# EXCERPTED RECORDS
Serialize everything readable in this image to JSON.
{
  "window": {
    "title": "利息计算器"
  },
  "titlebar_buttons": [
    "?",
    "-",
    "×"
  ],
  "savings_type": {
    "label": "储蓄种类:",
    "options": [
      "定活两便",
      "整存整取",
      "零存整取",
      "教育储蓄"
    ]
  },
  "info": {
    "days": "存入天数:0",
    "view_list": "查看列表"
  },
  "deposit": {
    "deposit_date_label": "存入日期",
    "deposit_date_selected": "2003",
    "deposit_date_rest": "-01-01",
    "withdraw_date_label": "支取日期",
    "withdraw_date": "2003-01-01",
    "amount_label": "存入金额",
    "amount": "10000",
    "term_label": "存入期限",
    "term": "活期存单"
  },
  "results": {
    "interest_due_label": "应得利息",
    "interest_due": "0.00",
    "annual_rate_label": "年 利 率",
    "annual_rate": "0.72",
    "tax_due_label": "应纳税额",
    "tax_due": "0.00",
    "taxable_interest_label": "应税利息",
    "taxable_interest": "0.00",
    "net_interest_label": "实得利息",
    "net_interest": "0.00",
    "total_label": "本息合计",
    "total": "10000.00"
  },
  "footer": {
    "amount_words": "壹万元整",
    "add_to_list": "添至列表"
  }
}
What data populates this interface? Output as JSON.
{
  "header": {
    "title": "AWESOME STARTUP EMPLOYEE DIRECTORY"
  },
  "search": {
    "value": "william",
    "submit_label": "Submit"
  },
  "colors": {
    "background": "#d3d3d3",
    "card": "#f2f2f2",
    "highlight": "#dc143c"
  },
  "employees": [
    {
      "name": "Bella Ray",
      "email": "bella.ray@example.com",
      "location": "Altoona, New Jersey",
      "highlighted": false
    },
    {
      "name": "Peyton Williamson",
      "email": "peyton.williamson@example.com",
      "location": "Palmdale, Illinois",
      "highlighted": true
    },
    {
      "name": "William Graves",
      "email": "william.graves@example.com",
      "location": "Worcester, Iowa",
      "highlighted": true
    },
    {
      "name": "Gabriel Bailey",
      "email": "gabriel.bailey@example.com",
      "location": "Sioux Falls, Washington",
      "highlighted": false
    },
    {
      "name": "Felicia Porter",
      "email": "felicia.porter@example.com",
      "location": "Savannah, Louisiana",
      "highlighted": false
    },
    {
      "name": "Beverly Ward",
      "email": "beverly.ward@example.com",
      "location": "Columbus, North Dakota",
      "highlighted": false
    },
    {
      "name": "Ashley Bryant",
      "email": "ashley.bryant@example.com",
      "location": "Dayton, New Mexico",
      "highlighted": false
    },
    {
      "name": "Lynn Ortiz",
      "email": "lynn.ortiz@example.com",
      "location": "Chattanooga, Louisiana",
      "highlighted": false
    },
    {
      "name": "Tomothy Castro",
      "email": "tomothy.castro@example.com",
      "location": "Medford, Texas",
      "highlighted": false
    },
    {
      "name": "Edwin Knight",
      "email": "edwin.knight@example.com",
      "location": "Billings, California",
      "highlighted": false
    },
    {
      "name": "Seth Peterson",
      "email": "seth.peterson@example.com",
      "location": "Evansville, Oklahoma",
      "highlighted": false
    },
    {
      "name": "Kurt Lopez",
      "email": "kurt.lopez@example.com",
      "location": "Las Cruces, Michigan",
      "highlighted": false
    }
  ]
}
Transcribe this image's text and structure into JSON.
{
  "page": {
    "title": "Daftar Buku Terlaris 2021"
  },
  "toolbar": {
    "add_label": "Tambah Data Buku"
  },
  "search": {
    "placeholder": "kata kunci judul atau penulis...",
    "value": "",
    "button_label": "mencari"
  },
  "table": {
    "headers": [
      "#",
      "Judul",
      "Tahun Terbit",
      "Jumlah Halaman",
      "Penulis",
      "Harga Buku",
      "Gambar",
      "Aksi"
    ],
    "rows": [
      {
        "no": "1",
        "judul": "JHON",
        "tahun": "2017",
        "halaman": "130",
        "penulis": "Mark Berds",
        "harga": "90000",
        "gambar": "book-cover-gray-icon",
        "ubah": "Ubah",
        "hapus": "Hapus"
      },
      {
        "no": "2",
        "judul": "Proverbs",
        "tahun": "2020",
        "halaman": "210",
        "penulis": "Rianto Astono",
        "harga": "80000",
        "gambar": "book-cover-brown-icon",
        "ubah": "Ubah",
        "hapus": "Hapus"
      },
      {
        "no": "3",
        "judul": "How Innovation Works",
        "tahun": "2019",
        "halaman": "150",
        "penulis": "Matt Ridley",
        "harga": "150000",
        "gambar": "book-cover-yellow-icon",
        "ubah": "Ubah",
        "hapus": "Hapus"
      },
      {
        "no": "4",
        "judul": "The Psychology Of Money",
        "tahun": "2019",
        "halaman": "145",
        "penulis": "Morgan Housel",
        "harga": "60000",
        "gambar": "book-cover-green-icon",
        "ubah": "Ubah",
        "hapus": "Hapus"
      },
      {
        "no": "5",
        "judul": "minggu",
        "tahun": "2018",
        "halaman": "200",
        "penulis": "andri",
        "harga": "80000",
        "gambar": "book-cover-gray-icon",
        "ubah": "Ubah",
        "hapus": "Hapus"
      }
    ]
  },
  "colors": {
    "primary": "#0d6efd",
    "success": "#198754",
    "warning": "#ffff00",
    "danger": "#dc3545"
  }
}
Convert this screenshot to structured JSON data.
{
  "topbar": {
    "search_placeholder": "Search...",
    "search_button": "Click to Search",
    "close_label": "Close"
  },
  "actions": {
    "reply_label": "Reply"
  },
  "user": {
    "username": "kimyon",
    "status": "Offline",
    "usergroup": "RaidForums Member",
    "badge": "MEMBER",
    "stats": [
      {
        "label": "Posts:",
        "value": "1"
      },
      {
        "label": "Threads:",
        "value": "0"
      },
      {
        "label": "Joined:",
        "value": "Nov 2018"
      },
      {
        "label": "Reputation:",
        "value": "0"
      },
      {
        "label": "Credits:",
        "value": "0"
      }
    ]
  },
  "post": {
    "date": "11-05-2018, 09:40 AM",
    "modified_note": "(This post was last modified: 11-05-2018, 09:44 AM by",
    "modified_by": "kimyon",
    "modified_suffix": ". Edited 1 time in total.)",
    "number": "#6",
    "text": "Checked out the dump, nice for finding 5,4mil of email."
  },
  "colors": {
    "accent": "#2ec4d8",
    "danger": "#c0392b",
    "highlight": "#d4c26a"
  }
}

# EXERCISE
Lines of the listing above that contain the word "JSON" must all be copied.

# WRITTEN ANSWER
Serialize everything readable in this image to JSON.
What data populates this interface? Output as JSON.
Transcribe this image's text and structure into JSON.
Convert this screenshot to structured JSON data.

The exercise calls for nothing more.